Interface dataset entries:
-----

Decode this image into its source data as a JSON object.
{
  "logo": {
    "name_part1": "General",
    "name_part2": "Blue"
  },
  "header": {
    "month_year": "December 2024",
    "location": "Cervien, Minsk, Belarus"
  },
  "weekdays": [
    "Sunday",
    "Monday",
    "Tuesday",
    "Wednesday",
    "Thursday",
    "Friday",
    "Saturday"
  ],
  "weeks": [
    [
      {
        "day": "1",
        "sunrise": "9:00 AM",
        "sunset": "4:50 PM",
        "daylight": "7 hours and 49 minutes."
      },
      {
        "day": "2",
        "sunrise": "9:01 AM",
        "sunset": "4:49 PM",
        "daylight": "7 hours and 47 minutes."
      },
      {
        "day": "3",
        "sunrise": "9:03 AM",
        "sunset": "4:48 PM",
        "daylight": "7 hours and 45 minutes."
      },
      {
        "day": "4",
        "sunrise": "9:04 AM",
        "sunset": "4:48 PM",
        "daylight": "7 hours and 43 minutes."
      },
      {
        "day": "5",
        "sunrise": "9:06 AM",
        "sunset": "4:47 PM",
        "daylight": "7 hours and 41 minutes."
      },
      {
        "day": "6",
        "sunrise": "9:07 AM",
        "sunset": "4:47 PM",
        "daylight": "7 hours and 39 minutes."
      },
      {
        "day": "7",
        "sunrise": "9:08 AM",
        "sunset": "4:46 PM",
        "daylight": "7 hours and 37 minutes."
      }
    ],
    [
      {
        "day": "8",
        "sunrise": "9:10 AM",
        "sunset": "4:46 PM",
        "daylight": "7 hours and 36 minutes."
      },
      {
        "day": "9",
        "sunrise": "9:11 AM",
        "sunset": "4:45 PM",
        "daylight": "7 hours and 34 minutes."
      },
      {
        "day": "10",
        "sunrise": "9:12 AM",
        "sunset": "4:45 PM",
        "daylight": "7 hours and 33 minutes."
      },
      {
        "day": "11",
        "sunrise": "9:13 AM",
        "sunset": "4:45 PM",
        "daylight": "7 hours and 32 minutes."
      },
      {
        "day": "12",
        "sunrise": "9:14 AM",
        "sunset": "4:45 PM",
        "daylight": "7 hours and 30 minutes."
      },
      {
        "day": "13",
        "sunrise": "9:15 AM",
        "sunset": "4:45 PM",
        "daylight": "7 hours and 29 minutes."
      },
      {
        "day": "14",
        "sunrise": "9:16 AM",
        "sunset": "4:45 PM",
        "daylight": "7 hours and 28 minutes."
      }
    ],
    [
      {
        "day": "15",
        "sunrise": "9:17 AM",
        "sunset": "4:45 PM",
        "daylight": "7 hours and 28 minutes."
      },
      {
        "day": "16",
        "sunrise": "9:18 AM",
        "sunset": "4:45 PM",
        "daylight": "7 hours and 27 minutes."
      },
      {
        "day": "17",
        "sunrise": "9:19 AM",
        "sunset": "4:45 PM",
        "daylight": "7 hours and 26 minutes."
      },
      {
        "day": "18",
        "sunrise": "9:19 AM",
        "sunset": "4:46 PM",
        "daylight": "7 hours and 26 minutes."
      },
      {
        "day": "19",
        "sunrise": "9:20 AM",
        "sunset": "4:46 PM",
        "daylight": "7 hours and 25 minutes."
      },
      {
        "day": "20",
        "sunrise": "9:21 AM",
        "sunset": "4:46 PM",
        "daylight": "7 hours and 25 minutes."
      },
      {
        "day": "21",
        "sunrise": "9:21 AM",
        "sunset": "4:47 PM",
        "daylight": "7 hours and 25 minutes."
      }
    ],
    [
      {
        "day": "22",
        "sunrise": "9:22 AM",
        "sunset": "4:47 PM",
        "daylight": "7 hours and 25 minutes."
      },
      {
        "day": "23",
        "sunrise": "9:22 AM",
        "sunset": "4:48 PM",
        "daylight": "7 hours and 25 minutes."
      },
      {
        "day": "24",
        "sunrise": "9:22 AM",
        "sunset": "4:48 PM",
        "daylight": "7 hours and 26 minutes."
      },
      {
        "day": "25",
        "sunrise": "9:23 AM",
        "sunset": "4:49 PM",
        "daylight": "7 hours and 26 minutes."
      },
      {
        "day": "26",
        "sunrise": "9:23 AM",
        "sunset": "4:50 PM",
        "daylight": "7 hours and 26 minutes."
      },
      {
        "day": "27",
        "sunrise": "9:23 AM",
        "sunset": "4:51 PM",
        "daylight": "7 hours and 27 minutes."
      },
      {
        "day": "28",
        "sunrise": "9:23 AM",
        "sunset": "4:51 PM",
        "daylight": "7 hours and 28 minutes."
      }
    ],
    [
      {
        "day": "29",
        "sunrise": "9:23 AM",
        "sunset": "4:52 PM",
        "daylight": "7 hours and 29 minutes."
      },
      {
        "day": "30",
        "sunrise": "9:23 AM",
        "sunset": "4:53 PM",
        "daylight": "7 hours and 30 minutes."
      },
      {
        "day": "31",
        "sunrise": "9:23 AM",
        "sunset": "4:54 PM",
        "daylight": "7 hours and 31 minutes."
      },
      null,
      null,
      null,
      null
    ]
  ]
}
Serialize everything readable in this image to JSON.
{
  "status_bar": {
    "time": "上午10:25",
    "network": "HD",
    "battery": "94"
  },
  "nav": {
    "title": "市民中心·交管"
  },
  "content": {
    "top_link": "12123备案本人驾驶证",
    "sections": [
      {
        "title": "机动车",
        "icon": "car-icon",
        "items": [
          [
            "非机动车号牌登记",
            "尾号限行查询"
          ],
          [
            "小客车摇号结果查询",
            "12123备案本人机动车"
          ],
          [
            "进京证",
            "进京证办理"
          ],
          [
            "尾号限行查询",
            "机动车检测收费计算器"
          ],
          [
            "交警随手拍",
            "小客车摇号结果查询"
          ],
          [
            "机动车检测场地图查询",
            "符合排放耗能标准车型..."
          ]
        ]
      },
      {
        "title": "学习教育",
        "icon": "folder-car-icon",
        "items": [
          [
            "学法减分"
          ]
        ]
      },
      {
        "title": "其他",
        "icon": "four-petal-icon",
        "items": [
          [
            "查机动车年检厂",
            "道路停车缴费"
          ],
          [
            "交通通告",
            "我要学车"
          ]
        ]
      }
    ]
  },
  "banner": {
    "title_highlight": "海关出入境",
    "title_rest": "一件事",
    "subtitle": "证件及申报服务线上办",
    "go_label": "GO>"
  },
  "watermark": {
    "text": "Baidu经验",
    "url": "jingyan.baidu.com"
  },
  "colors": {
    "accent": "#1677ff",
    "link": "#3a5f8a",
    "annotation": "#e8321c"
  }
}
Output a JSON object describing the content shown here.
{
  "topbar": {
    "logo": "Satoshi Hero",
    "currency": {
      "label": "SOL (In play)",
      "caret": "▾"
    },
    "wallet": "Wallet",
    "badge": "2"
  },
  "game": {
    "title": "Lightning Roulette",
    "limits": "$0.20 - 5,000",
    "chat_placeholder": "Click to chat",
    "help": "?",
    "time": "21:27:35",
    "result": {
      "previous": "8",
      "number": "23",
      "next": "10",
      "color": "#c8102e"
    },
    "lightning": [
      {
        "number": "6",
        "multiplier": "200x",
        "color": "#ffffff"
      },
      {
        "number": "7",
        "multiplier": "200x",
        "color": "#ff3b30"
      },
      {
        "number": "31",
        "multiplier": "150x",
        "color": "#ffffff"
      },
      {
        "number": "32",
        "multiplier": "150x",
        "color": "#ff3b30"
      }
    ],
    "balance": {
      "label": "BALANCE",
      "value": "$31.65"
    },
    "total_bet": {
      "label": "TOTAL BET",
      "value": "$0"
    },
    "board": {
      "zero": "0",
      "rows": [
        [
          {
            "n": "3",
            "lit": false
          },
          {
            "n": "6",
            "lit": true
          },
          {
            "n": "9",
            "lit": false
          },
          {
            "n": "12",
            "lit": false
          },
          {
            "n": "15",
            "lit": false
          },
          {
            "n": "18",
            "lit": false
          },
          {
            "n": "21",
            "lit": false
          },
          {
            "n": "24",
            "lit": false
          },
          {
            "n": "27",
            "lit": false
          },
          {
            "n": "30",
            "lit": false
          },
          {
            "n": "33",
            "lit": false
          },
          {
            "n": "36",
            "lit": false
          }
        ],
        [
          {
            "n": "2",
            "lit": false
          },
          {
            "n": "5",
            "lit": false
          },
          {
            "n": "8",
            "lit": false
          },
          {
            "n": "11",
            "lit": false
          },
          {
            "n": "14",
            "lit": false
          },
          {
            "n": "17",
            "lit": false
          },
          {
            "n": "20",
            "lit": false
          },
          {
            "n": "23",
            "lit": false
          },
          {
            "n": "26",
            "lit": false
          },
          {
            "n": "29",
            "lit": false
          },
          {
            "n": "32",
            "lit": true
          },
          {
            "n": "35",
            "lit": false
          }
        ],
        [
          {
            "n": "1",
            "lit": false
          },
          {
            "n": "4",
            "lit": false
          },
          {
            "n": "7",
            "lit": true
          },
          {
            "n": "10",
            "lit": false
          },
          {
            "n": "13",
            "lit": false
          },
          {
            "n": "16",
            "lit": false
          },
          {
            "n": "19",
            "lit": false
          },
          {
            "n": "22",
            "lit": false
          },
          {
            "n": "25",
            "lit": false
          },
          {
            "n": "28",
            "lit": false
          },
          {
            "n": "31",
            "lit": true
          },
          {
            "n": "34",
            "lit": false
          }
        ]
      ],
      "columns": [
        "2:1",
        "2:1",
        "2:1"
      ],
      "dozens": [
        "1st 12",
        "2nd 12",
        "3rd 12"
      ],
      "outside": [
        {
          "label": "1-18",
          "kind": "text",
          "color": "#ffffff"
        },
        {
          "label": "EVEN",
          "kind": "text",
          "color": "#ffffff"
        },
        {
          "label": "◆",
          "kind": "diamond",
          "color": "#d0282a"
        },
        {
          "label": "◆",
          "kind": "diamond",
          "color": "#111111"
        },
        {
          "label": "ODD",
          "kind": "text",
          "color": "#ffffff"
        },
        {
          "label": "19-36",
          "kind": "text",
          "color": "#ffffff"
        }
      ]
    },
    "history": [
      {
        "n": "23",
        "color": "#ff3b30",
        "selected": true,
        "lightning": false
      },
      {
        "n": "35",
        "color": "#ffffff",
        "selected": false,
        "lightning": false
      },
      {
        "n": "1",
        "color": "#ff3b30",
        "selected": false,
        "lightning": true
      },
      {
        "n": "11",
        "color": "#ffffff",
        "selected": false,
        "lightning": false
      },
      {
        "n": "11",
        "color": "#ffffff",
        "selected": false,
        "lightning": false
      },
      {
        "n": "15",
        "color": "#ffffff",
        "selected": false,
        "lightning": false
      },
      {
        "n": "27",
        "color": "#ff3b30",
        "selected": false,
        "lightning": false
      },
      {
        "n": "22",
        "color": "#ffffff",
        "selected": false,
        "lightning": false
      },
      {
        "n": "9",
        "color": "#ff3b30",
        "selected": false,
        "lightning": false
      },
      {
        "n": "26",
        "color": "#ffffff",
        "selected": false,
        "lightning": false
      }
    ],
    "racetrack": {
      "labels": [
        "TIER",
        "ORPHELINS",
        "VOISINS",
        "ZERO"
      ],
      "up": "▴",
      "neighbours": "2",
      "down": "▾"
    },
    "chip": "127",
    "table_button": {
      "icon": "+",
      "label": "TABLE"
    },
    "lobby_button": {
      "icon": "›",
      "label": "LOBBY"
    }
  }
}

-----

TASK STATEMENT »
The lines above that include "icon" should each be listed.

ANSWER BOX »
        "icon": "car-icon",
        "icon": "folder-car-icon",
        "icon": "four-petal-icon",
      "icon": "+",
      "icon": "›",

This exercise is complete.